● DIRECTIONS: Report each line of the records below that uses the word "DSLAM".

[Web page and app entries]
---
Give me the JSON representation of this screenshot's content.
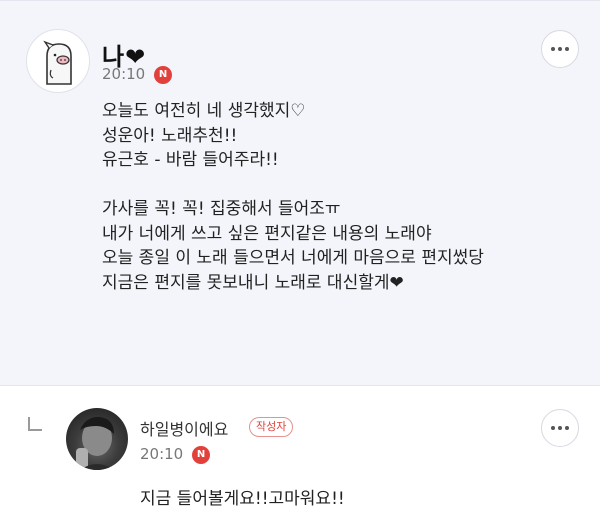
{
  "post": {
    "author": "나❤",
    "time": "20:10",
    "badge": "N",
    "lines": [
      "오늘도 여전히 네 생각했지♡",
      "성운아! 노래추천!!",
      "유근호 - 바람 들어주라!!",
      "",
      "가사를 꼭! 꼭! 집중해서 들어조ㅠ",
      "내가 너에게 쓰고 싶은 편지같은 내용의 노래야",
      "오늘 종일 이 노래 들으면서 너에게 마음으로 편지썼당",
      "지금은 편지를 못보내니 노래로 대신할게❤"
    ]
  },
  "reply": {
    "author": "하일병이에요",
    "tag": "작성자",
    "time": "20:10",
    "badge": "N",
    "text": "지금 들어볼게요!!고마워요!!"
  },
  "colors": {
    "badge": "#e2413b",
    "post_bg": "#f3f5fa"
  }
}
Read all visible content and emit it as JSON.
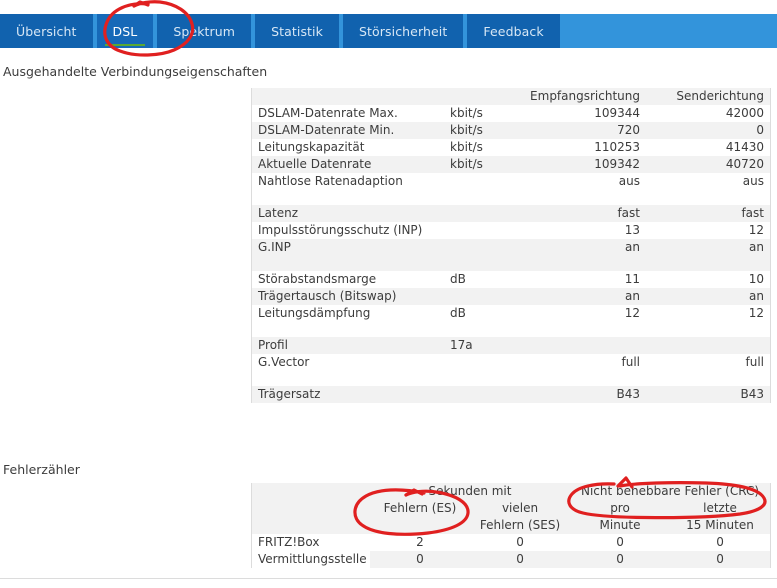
{
  "tabs": [
    {
      "label": "Übersicht",
      "active": false
    },
    {
      "label": "DSL",
      "active": true
    },
    {
      "label": "Spektrum",
      "active": false
    },
    {
      "label": "Statistik",
      "active": false
    },
    {
      "label": "Störsicherheit",
      "active": false
    },
    {
      "label": "Feedback",
      "active": false
    }
  ],
  "sections": {
    "negotiated_title": "Ausgehandelte Verbindungseigenschaften",
    "errors_title": "Fehlerzähler"
  },
  "negotiated_table": {
    "headers": {
      "label": "",
      "unit": "",
      "rx": "Empfangsrichtung",
      "tx": "Senderichtung"
    },
    "rows": [
      {
        "type": "data",
        "label": "DSLAM-Datenrate Max.",
        "unit": "kbit/s",
        "rx": "109344",
        "tx": "42000"
      },
      {
        "type": "data",
        "label": "DSLAM-Datenrate Min.",
        "unit": "kbit/s",
        "rx": "720",
        "tx": "0"
      },
      {
        "type": "data",
        "label": "Leitungskapazität",
        "unit": "kbit/s",
        "rx": "110253",
        "tx": "41430"
      },
      {
        "type": "data",
        "label": "Aktuelle Datenrate",
        "unit": "kbit/s",
        "rx": "109342",
        "tx": "40720"
      },
      {
        "type": "data",
        "label": "Nahtlose Ratenadaption",
        "unit": "",
        "rx": "aus",
        "tx": "aus"
      },
      {
        "type": "spacer"
      },
      {
        "type": "data",
        "label": "Latenz",
        "unit": "",
        "rx": "fast",
        "tx": "fast"
      },
      {
        "type": "data",
        "label": "Impulsstörungsschutz (INP)",
        "unit": "",
        "rx": "13",
        "tx": "12"
      },
      {
        "type": "data",
        "label": "G.INP",
        "unit": "",
        "rx": "an",
        "tx": "an"
      },
      {
        "type": "spacer"
      },
      {
        "type": "data",
        "label": "Störabstandsmarge",
        "unit": "dB",
        "rx": "11",
        "tx": "10"
      },
      {
        "type": "data",
        "label": "Trägertausch (Bitswap)",
        "unit": "",
        "rx": "an",
        "tx": "an"
      },
      {
        "type": "data",
        "label": "Leitungsdämpfung",
        "unit": "dB",
        "rx": "12",
        "tx": "12"
      },
      {
        "type": "spacer"
      },
      {
        "type": "data",
        "label": "Profil",
        "unit": "17a",
        "rx": "",
        "tx": ""
      },
      {
        "type": "data",
        "label": "G.Vector",
        "unit": "",
        "rx": "full",
        "tx": "full"
      },
      {
        "type": "spacer"
      },
      {
        "type": "data",
        "label": "Trägersatz",
        "unit": "",
        "rx": "B43",
        "tx": "B43"
      }
    ]
  },
  "error_table": {
    "group_headers": {
      "seconds_with": "Sekunden mit",
      "uncorrectable": "Nicht behebbare Fehler (CRC)"
    },
    "sub_headers": {
      "es_line1": "Fehlern (ES)",
      "ses_line1": "vielen",
      "ses_line2": "Fehlern (SES)",
      "crc_min_line1": "pro",
      "crc_min_line2": "Minute",
      "crc_15_line1": "letzte",
      "crc_15_line2": "15 Minuten"
    },
    "rows": [
      {
        "name": "FRITZ!Box",
        "es": "2",
        "ses": "0",
        "crc_min": "0",
        "crc_15": "0"
      },
      {
        "name": "Vermittlungsstelle",
        "es": "0",
        "ses": "0",
        "crc_min": "0",
        "crc_15": "0"
      }
    ]
  },
  "annotations": {
    "color": "#e02020",
    "marks": [
      {
        "name": "circle-dsl-tab",
        "target": "DSL"
      },
      {
        "name": "circle-fehlern-es",
        "target": "Fehlern (ES)"
      },
      {
        "name": "circle-crc-header",
        "target": "Nicht behebbare Fehler (CRC)"
      }
    ]
  },
  "colors": {
    "tab_bar_bg": "#3394db",
    "tab_bg": "#1162ae",
    "tab_active_bg": "#1669b8",
    "tab_active_underline": "#5aa832",
    "row_shade": "#f2f2f2",
    "text": "#3c3c3c",
    "annotation_red": "#e02020"
  }
}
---
● RESPONSE AREA:
        "label": "DSLAM-Datenrate Max.",
        "label": "DSLAM-Datenrate Min.",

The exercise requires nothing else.